Foreign exchange reserves jumped to an all-time high of $372.7 billion as on April 28, breaking its previous record of $371.2 billion as on September 9, 2016, data released on Friday by the Reserve Bank of India showed.
Traders attributed the increase in reserves to the RBI’s intervention in the currency market to ease volatility in the rupee exchange rate. The rupee has gained 47 paise against the dollar since the beginning of the current fiscal. On April 26, the rupee appreciated to 69.93 rupees to a dollar, its highest level since August 10, 2015.
“It is largely because of the RBI’s dollar purchases to prevent a sudden rise in the rupee against the greenback. The rupee has been a strong performer, and the RBI wants to arrest a sudden appreciation. It has been active in the market intermittently,”said Debendra Dash, head ALM, Au Small Finance Bank.
Foreign exchange reserves increased by $1.6 billion during the week to April 28, higher than the $1.3-billion increase in the previous week, according to RBI data.
The central bank has always maintained that it does not want to influence the exchange rate for the rupee, but will take steps, including intervention in the spot market, to curb any extreme volatility.
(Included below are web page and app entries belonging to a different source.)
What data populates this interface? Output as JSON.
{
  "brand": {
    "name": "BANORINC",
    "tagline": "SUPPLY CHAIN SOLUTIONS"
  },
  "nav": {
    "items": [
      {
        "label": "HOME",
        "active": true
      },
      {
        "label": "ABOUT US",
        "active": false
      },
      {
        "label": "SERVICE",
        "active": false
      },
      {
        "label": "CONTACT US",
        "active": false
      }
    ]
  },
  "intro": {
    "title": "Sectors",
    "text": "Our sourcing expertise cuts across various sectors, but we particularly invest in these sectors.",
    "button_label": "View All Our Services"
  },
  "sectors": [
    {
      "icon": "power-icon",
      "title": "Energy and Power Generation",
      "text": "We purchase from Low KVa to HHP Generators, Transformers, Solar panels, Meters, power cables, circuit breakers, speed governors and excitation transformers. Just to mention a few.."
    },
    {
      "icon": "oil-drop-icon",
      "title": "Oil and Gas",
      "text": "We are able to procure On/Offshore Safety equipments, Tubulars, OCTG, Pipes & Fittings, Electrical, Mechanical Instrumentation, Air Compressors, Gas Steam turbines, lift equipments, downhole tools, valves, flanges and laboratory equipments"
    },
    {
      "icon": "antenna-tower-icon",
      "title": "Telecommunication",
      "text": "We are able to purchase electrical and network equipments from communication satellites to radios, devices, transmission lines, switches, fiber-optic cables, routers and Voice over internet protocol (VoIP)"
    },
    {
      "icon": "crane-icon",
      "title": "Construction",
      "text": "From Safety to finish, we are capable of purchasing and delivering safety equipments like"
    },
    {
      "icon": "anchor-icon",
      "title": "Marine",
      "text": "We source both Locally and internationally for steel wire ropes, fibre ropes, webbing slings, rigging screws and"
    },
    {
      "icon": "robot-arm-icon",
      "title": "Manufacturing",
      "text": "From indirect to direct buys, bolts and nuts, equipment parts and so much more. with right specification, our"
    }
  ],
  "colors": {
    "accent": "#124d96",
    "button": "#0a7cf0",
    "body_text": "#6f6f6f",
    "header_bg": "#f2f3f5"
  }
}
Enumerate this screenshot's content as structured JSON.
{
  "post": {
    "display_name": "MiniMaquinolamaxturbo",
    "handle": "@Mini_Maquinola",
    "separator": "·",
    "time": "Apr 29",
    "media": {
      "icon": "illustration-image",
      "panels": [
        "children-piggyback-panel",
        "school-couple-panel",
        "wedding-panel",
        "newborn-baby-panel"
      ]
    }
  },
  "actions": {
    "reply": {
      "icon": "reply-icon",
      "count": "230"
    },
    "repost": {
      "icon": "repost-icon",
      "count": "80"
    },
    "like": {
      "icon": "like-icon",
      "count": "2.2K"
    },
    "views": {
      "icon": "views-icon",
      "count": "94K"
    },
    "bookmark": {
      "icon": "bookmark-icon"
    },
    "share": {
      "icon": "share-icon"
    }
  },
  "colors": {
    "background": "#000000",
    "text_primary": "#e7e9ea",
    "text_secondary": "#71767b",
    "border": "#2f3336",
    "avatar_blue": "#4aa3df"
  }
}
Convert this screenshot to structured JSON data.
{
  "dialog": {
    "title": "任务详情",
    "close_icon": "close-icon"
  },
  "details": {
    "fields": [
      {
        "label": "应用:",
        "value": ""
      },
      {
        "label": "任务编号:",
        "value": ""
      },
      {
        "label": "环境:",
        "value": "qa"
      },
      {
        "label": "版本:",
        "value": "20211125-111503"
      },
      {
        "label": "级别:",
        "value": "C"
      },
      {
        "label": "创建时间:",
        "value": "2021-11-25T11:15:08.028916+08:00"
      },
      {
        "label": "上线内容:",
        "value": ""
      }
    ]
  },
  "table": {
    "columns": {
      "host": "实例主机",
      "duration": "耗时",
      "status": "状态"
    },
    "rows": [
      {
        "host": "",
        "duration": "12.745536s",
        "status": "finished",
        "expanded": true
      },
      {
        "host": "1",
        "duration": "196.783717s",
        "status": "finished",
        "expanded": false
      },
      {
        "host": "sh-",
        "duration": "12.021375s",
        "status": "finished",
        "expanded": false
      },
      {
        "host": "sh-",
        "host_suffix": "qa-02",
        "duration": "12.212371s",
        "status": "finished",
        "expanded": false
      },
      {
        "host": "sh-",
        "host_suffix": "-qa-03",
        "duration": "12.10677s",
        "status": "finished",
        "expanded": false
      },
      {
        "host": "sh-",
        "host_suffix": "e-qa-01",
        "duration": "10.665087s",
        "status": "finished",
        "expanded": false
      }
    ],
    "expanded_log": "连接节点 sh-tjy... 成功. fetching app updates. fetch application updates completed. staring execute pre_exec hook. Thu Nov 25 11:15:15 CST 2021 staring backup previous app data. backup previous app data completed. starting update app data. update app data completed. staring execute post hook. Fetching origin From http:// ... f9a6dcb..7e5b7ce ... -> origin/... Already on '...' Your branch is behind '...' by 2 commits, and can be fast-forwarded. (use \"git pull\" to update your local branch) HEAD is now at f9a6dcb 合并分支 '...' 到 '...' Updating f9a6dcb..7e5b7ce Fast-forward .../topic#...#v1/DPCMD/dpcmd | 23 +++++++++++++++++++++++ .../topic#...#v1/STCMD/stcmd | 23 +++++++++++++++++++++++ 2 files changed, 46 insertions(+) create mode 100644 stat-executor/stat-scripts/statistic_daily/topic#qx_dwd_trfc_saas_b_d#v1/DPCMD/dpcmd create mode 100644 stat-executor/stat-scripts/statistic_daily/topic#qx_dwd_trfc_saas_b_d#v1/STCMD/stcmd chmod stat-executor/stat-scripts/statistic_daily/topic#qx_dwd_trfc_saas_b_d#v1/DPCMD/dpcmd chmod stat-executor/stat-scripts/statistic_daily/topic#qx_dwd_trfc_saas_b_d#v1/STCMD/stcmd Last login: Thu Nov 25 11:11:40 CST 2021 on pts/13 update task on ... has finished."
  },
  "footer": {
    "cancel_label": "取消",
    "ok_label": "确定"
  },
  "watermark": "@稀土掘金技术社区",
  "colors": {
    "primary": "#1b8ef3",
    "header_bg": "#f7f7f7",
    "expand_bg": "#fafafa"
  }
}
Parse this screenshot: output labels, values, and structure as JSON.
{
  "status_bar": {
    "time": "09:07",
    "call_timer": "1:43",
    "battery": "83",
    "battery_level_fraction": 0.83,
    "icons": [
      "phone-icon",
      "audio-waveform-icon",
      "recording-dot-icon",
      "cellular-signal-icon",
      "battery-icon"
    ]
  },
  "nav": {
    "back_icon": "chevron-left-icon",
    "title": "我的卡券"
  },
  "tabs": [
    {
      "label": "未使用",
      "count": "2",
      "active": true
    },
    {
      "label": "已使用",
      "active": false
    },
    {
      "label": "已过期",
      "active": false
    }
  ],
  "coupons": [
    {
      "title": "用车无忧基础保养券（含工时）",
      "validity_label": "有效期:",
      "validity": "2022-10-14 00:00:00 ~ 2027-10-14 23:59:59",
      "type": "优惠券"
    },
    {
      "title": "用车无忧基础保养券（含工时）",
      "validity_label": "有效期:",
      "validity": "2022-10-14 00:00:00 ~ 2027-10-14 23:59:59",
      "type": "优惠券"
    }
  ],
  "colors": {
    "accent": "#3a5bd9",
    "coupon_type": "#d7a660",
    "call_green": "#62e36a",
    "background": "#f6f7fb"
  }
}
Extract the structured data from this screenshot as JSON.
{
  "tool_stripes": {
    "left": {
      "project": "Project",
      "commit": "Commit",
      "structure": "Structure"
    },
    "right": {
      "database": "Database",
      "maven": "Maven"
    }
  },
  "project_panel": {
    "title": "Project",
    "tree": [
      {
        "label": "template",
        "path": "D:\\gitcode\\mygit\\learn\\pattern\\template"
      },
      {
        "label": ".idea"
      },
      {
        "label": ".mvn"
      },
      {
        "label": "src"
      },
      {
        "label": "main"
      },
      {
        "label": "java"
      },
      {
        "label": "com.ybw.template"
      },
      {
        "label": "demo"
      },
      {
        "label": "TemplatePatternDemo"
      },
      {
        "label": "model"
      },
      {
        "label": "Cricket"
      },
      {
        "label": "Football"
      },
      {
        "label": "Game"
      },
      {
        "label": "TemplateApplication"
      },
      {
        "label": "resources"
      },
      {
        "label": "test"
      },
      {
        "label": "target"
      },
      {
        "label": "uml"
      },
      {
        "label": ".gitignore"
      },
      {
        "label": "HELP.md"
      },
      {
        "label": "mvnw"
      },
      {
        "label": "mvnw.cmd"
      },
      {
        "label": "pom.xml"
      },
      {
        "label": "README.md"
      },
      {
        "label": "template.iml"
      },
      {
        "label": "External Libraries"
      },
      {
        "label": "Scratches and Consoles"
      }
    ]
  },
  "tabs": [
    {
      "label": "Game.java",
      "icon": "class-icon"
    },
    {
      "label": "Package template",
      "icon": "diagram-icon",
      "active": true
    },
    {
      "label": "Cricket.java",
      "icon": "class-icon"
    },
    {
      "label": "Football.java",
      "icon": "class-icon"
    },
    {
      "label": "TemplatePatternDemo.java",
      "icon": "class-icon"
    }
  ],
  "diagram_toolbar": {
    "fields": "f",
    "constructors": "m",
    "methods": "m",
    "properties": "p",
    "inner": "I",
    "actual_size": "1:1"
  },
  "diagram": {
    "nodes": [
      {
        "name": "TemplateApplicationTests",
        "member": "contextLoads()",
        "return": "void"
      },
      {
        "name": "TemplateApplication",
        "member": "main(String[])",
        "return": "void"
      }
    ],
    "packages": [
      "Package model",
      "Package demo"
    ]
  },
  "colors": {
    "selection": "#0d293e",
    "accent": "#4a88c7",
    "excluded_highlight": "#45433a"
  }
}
Foreign currency assets (FCAs), a major component of the overall reserves, surged by $1.569 billion to $349.055 billion in the reporting week, the RBI said.
Expressed in US dollar terms, FCAs include the effects of appreciation/depreciation of non-US currencies, such as the euro, pound and the yen, held in the reserves. Gold reserves remained unchanged at $19.869 billion, the central bank said.
The special drawing rights with the International Monetary Fund were up by $8.5 million to $1.460 billion. The country’s reserve position with the fund, too, rose by $15.8 million to $2.347 billion, the RBI said.